Please reproduce the listing in its entirety, exactly as shown.

=====

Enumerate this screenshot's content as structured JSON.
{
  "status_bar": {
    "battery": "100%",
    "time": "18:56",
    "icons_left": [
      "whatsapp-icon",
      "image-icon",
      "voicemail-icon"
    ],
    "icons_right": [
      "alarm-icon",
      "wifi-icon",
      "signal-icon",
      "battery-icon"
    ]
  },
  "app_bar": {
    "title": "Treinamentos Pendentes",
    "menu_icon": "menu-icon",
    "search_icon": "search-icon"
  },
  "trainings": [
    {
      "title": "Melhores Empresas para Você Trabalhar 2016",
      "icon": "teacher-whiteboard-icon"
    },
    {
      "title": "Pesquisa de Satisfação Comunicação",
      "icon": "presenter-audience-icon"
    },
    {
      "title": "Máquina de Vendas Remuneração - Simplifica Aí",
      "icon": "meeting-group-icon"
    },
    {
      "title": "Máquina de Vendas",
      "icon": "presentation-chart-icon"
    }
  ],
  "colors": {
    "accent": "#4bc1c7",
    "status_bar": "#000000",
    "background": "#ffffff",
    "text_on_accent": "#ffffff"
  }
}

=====

*Task solution*
Enumerate this screenshot's content as structured JSON.
{
  "status_bar": {
    "battery": "100%",
    "time": "18:56",
    "icons_left": [
      "whatsapp-icon",
      "image-icon",
      "voicemail-icon"
    ],
    "icons_right": [
      "alarm-icon",
      "wifi-icon",
      "signal-icon",
      "battery-icon"
    ]
  },
  "app_bar": {
    "title": "Treinamentos Pendentes",
    "menu_icon": "menu-icon",
    "search_icon": "search-icon"
  },
  "trainings": [
    {
      "title": "Melhores Empresas para Você Trabalhar 2016",
      "icon": "teacher-whiteboard-icon"
    },
    {
      "title": "Pesquisa de Satisfação Comunicação",
      "icon": "presenter-audience-icon"
    },
    {
      "title": "Máquina de Vendas Remuneração - Simplifica Aí",
      "icon": "meeting-group-icon"
    },
    {
      "title": "Máquina de Vendas",
      "icon": "presentation-chart-icon"
    }
  ],
  "colors": {
    "accent": "#4bc1c7",
    "status_bar": "#000000",
    "background": "#ffffff",
    "text_on_accent": "#ffffff"
  }
}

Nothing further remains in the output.